Soft Corns, Hard Corns and Calluses all have one thing in common: they are your body’s response to too much pressure or friction being placed on an area of your body. When a part of the body feels too much friction or pressure, it responds by producing a thick layer of skin to protect it. The thick layer of skin can become a Soft Corn, Hard Corn or Callus, depending on which part of the body the friction occurs and how much friction is placed on the skin.
What are Soft Corns?
Soft Corns are thickened areas of the skin, often found between the toes. They tend to look whitish or gray. They are soft and rubbery because of the moisture found between the toes. They sometimes have a hard center surrounded by inflamed skin.
The scientific name for a soft corn is heloma molle.
Soft corns can sometimes be caused by ill-fitting shoes.
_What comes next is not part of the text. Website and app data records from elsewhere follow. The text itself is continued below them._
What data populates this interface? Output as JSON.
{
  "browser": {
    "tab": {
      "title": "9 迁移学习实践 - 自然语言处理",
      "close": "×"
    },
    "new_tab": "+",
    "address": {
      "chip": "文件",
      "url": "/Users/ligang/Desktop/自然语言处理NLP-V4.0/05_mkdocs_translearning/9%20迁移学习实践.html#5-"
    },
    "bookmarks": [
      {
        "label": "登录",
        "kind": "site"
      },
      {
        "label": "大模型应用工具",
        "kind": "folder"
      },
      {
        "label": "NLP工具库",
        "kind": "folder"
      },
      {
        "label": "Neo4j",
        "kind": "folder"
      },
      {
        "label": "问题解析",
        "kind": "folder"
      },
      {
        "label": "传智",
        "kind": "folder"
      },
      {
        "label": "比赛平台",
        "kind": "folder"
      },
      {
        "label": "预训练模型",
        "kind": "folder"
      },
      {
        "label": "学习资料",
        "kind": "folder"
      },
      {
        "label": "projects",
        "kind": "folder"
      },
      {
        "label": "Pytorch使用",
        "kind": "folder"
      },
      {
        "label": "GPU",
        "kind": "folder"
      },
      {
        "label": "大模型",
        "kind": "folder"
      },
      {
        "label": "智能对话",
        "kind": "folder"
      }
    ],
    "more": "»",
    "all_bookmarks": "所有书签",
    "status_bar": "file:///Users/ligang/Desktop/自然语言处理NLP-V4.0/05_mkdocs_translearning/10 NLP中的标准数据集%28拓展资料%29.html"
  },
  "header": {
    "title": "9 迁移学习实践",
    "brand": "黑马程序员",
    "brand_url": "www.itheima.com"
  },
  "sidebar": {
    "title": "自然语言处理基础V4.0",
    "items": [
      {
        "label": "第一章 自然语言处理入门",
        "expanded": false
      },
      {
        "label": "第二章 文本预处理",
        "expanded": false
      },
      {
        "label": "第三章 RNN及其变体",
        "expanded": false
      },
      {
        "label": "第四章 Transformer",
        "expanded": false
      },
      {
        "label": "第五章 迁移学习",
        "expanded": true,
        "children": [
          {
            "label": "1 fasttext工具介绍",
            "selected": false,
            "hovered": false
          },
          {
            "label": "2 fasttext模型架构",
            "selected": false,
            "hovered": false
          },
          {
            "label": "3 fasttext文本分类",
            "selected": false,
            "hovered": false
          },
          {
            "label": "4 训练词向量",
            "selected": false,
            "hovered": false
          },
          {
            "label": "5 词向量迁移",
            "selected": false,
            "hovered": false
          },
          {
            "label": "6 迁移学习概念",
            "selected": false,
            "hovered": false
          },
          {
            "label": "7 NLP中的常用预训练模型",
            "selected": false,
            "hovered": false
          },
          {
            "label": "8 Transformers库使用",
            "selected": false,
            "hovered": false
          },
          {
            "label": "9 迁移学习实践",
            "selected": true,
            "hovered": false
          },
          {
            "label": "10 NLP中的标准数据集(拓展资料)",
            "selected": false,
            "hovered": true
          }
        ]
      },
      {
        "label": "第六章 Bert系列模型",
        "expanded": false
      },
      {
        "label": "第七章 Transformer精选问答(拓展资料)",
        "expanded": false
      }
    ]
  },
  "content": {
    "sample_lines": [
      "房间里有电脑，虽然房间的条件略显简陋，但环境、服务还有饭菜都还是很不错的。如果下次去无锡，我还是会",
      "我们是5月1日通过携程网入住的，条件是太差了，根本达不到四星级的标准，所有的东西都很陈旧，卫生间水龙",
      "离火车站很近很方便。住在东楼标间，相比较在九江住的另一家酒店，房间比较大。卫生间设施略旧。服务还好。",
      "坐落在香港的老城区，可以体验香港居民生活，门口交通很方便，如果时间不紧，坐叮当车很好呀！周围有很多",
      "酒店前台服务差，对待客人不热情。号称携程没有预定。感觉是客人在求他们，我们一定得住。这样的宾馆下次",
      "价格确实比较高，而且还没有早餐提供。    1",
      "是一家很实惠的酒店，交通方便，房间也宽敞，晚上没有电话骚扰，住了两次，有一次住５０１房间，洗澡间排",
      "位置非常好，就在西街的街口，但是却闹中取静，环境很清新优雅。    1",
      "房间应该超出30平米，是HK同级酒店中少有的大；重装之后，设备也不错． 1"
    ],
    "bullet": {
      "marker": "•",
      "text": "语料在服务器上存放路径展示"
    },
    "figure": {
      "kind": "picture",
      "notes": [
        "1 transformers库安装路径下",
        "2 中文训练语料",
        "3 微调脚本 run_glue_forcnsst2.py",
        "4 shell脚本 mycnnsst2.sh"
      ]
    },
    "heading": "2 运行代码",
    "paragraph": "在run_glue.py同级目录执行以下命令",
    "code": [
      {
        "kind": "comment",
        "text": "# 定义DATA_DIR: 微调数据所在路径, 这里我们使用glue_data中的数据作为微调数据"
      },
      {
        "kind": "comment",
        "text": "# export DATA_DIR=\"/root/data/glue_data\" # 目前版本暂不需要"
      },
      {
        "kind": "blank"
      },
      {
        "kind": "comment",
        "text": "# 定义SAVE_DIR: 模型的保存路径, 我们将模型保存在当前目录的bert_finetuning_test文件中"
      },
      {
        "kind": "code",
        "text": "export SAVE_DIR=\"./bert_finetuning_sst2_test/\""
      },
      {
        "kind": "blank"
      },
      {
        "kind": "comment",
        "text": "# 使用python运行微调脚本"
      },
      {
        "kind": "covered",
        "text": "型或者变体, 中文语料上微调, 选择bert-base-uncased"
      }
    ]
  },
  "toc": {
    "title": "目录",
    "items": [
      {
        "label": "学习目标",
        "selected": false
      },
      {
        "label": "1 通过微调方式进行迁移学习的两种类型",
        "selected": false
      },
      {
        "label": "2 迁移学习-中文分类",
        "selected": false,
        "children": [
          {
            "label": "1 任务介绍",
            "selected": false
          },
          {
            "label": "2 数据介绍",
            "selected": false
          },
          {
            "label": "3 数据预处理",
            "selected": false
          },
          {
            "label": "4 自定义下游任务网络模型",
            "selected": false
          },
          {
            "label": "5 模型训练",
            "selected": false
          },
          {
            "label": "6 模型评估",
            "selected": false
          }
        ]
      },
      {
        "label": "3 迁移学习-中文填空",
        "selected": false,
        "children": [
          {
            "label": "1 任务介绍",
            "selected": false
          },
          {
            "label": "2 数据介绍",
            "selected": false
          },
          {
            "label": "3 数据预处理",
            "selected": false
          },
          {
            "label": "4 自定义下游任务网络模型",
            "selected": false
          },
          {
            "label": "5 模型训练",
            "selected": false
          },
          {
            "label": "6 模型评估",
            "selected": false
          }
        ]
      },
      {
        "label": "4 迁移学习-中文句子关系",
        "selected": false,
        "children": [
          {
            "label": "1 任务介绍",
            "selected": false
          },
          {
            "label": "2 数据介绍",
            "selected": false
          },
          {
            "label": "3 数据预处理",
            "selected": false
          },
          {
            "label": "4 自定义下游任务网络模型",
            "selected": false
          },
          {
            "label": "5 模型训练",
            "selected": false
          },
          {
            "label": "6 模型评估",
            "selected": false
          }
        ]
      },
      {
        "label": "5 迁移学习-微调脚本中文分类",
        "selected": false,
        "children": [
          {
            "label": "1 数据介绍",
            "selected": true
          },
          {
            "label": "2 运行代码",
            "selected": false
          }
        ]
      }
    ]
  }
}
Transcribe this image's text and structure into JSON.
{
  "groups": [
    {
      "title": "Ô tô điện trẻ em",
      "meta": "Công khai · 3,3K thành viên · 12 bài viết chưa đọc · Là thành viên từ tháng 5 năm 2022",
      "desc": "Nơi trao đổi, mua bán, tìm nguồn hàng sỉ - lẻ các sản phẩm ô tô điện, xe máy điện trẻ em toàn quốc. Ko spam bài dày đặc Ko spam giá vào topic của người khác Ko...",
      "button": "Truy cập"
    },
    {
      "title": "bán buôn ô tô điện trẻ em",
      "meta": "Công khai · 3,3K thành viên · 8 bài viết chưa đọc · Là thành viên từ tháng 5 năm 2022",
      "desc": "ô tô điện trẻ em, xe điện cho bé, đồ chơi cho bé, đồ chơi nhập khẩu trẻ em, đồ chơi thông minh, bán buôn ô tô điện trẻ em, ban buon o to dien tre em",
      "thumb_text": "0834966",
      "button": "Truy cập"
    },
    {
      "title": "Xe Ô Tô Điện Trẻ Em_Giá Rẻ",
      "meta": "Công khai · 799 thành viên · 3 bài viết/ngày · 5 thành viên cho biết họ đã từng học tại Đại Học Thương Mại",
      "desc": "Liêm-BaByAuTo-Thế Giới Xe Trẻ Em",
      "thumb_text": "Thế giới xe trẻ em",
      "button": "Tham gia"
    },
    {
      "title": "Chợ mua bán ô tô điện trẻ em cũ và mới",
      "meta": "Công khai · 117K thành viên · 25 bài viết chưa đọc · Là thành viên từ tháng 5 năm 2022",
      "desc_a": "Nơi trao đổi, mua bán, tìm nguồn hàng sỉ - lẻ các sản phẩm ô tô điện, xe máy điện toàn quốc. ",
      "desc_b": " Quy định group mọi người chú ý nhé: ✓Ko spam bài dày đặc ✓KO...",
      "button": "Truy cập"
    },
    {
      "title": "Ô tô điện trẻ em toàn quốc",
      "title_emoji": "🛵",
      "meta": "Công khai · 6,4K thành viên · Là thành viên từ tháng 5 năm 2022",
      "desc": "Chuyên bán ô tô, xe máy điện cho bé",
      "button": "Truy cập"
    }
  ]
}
They can also be caused by a toe deformity such as a hammer toe that continually rubs up against the inside of another toe.
What are Hard Corns?
Hard Corns tend to occur on the bony areas of the foot like the tops of the toes, and in areas where the skin is already thickened. They are usually smaller than soft corns, but can also have a hard center surrounded by inflamed skin.
The scientific name for a Hard Corn is heloma dura.
What are Calluses?
A Callus is an area of thick skin caused by repeated pressure or friction. Calluses vary in size, but are usually more spread out and cover a broader area than corns. Corns are yellowish or pale in color. Because the skin of a callus is thick, it may not be as sensitive to the touch as the skin around it. Calluses are often found on the bottom of the feet because of the constant pressure of walking, but can form anywhere on the body that is exposed to pressure or friction.
Some people, like guitar players, violinists, and other people whose work causes repetitive friction on their hands, see their calluses as a sign of hard work and dedication to the practice of their craft. Their calluses may not be painful or require treatment.
But for those of us who are not violinists, our calluses may become painful and require treatment.
You should see your doctor if a problem with a callus or corn develops, especially if you are diabetic, have circulatory problems, or if the area around the corn or callus is reddened and looks infected.
The scientific name for a callus is callosity.
Treating Corns and Calluses with CornStick®
Eliminating the cause of the corn or callus is a helpful step in treatment. Wearing comfortable shoes, well-fitting socks and using protective padding at the site of the corn or callus, can help reduce pain.
Removing the corn or callus with CornStick® is a safe and effective treatment.
CornStick® contains salicylic acid, which breaks down the layers of skin that form the corn or callus. Just place CornStick® on the corn or callus, cover with a soft bandage and let it work. CornStick® is painless, easy to use and contains the maximum amount of salicylic acid available in any over-the-counter medication.
If you have any questions or comments about CornStick® we would love to hear from you.
What are Corns and Calluses? What Causes Corns and Calluses? http://www.medicalnewstoday.com/articles/172459.php
Corns and Calluses http://www.patient.co.uk/health/corns-and-calluses
Corns and calluses http://www.mayoclinic.com/health/corns-and-calluses/DS00033/DSECTION=symptoms
Heloma Durum (Hard Corn) http://armymedical.tpub.com/md0577/md05770036.htm